The AFL’s new club Greater Western Sydney Giants will play home games at four home venues in 2012, and three in 2013, meaning they won’t have is the solidity of a single spiritual home for the club.
Their primary home venue is the Sydney Showground (Skoda Stadium), which is operated by the Royal Agricultural Society, yet this ground will also be used for a range of other activities including the Royal Easter Show.
The second home venue in Sydney is ANZ stadium, originally the athletics venue for the 2000 Sydney Olympic Games, and although the capacity is now less than for the Games, it can still hold over eighty thousand spectators.

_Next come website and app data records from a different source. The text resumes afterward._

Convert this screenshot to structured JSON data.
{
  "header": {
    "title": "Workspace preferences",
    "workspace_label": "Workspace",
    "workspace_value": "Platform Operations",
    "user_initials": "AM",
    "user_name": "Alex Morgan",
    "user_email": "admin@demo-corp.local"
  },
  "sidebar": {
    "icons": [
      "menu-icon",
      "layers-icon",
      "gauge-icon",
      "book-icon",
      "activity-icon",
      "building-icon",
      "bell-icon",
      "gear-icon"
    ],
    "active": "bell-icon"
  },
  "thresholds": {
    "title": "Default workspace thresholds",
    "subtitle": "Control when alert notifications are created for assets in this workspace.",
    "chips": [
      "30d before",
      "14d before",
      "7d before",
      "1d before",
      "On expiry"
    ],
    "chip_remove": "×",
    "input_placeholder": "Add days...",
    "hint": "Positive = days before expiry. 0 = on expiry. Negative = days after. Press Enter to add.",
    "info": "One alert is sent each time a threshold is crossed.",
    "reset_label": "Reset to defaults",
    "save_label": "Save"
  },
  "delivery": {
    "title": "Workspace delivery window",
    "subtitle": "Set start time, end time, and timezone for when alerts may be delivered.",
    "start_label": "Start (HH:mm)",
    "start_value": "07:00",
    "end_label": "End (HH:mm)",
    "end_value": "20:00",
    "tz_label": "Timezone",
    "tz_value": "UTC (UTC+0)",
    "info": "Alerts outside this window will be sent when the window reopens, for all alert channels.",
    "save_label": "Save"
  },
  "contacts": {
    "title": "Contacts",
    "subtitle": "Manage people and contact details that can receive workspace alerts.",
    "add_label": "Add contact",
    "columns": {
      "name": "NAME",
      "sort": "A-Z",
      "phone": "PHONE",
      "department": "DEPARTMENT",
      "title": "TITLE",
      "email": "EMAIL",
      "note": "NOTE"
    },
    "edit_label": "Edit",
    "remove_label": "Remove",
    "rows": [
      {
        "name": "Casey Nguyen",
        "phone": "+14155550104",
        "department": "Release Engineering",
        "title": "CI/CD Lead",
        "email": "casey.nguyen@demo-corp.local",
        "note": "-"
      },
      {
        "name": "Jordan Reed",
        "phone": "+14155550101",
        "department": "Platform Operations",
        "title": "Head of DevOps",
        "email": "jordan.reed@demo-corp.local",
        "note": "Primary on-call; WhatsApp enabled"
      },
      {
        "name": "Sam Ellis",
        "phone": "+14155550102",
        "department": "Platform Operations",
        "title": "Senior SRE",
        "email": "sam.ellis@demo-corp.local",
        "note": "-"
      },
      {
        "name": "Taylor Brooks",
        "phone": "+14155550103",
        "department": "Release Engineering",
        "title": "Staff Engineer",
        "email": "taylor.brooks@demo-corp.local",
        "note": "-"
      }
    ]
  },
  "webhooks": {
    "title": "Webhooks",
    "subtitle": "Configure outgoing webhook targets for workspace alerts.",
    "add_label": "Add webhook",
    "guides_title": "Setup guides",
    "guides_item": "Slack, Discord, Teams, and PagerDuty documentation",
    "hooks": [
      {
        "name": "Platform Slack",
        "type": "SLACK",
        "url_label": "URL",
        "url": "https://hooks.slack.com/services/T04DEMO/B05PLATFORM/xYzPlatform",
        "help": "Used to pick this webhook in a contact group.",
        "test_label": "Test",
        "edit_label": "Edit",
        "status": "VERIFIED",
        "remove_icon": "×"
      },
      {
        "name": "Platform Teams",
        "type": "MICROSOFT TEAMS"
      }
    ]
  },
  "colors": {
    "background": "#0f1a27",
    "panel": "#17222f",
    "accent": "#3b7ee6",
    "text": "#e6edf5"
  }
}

The established AFL team in Sydney, the Sydney Swans, have an average attendance of just thirty-three thousand spectators for the games that they play at ANZ Stadium. In such a big arena, even that size crowd results in a lack of atmosphere, which lessens the feeling of intimidation for opposition players and encouragement for the home side.
The first GWS first game, a local derby against the Swans, will be played at ANZ. While the Swans have a substantial membership base, GWS have (as of January 2012) only secured around 4000 members, which will result in Giants fans being outnumbered by their counterparts in a half-empty stadium.
While the former Olympic stadium has been the site of historic sporting achievements, it has not yet established a tradition as an Australian football venue, and so the sense of place has not been established in this context.
The third home venue for GWS will be Canberra’s Manuka Oval, as the AFL are keen for GWS to establish a presence in the ACT as well as New South Wales.
While this may provide GWS with a larger fan-base, it is unlikely that many fans from Sydney will travel to Canberra (and vice versa), given that GWS’s primary home venue is almost 300 kilometres from Manuka Oval.
The fourth home venue, Blacktown Olympic Park, while it was the home ground for GWS in 2011 when they were playing in the North East Australian Football League (NEAFL), will only be a stop-gap home while renovation work on Skoda Stadium is finished.
Sports fandom is often compared to religion, and one of the key aspects of this is the place of worship, in the case the stadium. The stadium becomes a sacred place where fans feel a connection to their team and those around them.
It becomes a place of pilgrimage and fans will revisit the site of significant moments in the team’s history and further develop their bond with the team.
In addition to the place of worship, another aspect of religious veneration is the use of iconography in the form of statues and other religious paraphernalia to honour the significant figures within the religion.
In the case of sports worship it is common for this veneration to include the erection of statues of players, images of current or past teams, or the naming of parts of the ground after significant individuals.
Without one designated home venue it will be more difficult for GWS to develop a sacred site, and to develop the levels of identification that their fans are supposed to feel. Given the lack of ground ownership, it will be difficult for GWS to personalise a ground in this manner.
It remains to be seen if the nomadic lifestyle of GWS in its start-up years will impact on either their on-field and off-field success.